- [WORK INSTRUCTION]: Show, from the records below, all lines that contain the word "chevron".

- [SOURCE RECORDS]:
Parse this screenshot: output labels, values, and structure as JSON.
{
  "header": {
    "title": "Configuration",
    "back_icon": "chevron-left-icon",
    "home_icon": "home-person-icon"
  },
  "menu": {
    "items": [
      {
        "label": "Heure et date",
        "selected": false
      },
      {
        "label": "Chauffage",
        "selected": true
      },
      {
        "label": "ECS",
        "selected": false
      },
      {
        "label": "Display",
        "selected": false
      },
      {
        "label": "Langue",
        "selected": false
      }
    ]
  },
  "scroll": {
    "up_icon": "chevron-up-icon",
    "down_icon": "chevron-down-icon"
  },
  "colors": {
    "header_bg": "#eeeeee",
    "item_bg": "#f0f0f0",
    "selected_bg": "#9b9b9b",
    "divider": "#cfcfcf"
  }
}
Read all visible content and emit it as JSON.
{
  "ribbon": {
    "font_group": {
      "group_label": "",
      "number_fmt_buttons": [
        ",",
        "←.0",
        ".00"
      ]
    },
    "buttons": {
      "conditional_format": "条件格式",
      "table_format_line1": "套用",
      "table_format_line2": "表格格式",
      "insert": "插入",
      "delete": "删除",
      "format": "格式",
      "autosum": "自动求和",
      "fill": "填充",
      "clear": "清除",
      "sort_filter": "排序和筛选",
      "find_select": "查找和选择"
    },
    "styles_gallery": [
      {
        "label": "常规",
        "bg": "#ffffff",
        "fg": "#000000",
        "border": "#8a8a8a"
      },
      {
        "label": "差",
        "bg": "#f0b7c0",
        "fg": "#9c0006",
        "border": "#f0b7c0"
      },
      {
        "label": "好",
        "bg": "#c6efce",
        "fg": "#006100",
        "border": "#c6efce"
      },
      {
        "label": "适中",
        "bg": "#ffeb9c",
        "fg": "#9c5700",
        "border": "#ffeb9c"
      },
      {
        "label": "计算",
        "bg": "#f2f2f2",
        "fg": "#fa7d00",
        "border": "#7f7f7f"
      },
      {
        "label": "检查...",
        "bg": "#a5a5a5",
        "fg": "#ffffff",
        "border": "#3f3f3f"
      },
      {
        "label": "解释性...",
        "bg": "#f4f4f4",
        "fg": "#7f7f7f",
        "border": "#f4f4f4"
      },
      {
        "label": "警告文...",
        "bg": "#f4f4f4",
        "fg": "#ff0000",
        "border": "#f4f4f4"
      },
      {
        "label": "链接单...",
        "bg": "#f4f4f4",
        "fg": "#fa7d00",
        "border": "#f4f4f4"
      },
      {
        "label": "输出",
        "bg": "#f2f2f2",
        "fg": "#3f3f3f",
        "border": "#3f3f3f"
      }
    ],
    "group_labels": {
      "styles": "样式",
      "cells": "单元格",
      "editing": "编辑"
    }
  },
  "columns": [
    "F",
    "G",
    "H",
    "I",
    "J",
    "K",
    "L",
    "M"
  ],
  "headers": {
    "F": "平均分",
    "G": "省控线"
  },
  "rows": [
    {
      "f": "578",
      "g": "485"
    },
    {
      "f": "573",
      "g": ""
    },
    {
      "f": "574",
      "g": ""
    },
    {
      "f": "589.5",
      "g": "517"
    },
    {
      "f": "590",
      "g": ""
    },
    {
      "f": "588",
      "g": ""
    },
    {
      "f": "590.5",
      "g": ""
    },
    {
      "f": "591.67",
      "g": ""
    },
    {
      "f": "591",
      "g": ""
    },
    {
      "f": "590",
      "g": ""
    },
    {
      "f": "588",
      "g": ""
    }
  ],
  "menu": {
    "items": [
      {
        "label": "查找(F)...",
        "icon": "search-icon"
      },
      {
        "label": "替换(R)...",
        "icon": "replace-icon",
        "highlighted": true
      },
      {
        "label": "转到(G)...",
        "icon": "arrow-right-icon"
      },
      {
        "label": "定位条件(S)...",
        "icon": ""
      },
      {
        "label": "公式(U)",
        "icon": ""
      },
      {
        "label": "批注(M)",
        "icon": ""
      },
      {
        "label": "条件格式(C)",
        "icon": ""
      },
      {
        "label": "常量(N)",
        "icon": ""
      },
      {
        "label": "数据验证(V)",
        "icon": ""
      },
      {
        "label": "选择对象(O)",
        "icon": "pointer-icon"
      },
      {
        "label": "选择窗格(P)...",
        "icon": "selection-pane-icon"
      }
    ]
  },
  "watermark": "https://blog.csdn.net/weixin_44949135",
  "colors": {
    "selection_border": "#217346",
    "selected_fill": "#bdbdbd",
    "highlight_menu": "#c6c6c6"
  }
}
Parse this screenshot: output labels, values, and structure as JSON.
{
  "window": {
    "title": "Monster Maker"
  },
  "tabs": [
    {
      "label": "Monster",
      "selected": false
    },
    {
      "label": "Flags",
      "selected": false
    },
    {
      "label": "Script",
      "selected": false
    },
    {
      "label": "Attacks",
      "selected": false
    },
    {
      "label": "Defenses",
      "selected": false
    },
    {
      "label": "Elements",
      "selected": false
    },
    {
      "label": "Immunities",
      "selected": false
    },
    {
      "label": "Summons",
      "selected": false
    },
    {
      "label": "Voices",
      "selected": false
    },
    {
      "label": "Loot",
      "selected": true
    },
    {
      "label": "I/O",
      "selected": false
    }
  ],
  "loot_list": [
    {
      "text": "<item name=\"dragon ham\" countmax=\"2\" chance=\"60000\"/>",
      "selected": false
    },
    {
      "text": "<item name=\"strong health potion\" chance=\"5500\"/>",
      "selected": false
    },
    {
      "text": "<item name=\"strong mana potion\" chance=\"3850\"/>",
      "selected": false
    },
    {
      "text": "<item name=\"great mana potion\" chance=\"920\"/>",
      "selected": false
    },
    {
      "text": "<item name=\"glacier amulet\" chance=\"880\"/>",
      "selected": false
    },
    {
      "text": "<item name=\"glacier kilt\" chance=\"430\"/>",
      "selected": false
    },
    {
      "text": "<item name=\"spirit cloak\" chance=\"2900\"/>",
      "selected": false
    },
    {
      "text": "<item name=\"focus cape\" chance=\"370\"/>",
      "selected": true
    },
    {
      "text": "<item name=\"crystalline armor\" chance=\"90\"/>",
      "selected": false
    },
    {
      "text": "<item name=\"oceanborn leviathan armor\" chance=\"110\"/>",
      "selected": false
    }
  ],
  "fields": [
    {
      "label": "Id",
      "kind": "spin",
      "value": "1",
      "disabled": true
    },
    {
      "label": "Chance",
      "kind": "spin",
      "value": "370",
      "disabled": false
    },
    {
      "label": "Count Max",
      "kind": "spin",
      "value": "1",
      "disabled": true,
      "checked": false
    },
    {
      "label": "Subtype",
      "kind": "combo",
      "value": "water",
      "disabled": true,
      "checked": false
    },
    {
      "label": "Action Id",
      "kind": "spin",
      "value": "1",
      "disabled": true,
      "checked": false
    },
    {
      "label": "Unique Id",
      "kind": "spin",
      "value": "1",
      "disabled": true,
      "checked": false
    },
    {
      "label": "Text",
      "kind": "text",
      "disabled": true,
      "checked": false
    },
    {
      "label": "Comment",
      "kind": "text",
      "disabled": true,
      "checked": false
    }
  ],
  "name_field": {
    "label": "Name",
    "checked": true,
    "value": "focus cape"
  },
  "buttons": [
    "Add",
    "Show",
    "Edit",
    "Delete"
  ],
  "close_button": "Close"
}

- [RESPONSE FOR THIS EXERCISE]:
    "back_icon": "chevron-left-icon",
    "up_icon": "chevron-up-icon",
    "down_icon": "chevron-down-icon"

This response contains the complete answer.